**

The rest of the sessions I went to were great. I’m really impressed with the quality of the programming here. A Blackboard bigwig gave a talk this afternoon and I was duly impressed. It didn’t hurt that his presentation visuals were top knotch. I did a double-take, then I realized he was using Apple’s new Keynote” software. Figures. Really killer visuals. Classy.

Lunch (courtesy of Dell, I understand) was really good, too. There is an unbelievable number of people here and everywhere I go I’m in a crowd – not my favorite thing, but it speaks well to the Blackboard community. Right now I’m at one of the HP-provided PCs in thier cybercafe. They’re having the evening’s reception right here so I’m munching artichoke hearts and beef wellington as I type.

More tomorrow!

h1

Baltimore Day 1

February 24, 2003

Angela dropped me off at the airport this morning at about 10:30. The first leg of my journey, a short flight to Chicago, was to begin at 11:55. I walked up to the baggage check. “Where are you going today, sir?” Baltimore. Noon flight. “Nope, it’s been canceled.”

She was very matter-of-fact, this lady. Not one word of apology did I get, but I did get one word of explanation: “mechanical.” That’s all she said. That and she told me I could take a later flight or get on the bus to Chicago that was waiting outside. If I took the bus I would be able to make my connecting flight from Chicago to Baltimore. So I got on.

The bus was much more comfortable than a little puddle-jumping Milwaukee to Chicago airplane would have been, anyway. More room. But the floor was very cold for some reason and my feet were frozen by the time I arrived. Another thing bothered me: I think the bus driver was Eric Estrada. It sure looked a hell of a lot like him anyway.

Upon arrival at O’Hare I checked my bag, watched it disappear down a conveyor belt, and wondered whether I’d ever see it again. Then I took my carry-on through the security checkpoint. 9-11 and all that. Homeland security. Anti-terrorism. I waited in line until it was my turn. “Sir, you have been selected for further examination.” Me? Uh-oh.

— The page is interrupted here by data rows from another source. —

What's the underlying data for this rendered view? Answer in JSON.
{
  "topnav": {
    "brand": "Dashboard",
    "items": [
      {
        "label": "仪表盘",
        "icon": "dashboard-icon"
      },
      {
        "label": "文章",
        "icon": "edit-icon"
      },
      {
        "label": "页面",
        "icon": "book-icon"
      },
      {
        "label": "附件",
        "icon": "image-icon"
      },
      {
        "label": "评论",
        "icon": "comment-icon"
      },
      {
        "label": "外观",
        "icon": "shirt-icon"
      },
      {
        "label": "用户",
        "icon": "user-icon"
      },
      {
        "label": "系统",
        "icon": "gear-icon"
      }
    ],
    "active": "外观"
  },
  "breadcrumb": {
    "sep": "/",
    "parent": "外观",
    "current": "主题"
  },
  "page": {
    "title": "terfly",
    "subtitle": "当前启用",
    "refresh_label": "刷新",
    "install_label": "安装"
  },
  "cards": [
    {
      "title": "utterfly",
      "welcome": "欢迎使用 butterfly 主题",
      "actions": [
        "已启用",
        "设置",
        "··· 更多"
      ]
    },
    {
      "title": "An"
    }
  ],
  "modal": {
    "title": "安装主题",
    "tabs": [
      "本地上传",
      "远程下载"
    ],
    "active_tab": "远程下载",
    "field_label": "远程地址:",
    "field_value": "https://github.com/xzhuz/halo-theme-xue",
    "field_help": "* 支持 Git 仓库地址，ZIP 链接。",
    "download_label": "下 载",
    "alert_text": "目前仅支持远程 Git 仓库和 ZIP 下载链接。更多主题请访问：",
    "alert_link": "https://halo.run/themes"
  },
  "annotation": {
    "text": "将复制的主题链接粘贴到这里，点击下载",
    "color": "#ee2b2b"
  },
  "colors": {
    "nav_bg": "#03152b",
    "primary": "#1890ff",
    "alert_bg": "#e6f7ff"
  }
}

They whisked me aside and asked me to put my bag down and take the laptop out. And open it. And take my phone off. Take my jacket off. And my shoes. Then my sweatshirt. Raise my hands. Undo my belt.

They pored over my stuff, waved metal detectors all over me, patted me down, inspected my shoes…all while I was standing semi-dressed in the middle of one of the busiest airports in the country. And then all of a sudden it was over.

“You have a nice day, sir.” Yep. You bet.

On the plane I found myself sitting next to a fellow conference attendee from a small college in Iowa. Being two Blackboard admins, there was at least things to talk about. I also read some. (I’d finally managed to acquire William Gibsons new novel, Pattern Recognition, from the public library on Wednesday so I brought it with me.) It was a quick flight.

I grabbed a shuttle from Baltimore Washington International airport to the Baltimore Marriott Waterfront hotel, where I’m staying. All i’ve done since checking in is a) get the internet happening and b) eat some dinner. The internet hookup here turns out to be dial-up. Yes I’m horrified. Dinner turned out better; I walked around a bit in downtown Baltimore and found myself in “little Italy.” I picked a place at random and had some very good lasagne.

Now I’m going to read my book and get a good night sleep. More tomorrow!

h1

Plastic Pal

February 23, 2003

You may know that I’m big into the slashdot community (my karma is “excellent” 🙂 The other day, though, I must have been tired because instead of typing “slashdot” into the address field of my browser, I typed it into its Google search field. The resulting page of results was interesting. Of partcular note was the quirkly little page entitled “Quit Slashdot.org Today!

I didn’t hang around quite long enough to figure out what the author’s main issue was, but he did have an interesting section called “Alternatives to Slashdot”. That’s what led me to plastic.com.

The verdict: plastic is cool! It’s like slashdot only for a general audience instead of just for techies. And you don’t have quite as many l33t h4x0r$ spouting nonsense and adolescent angst all over the site.

So check out plastic.com. And if you like it, make me one of your plastic pals!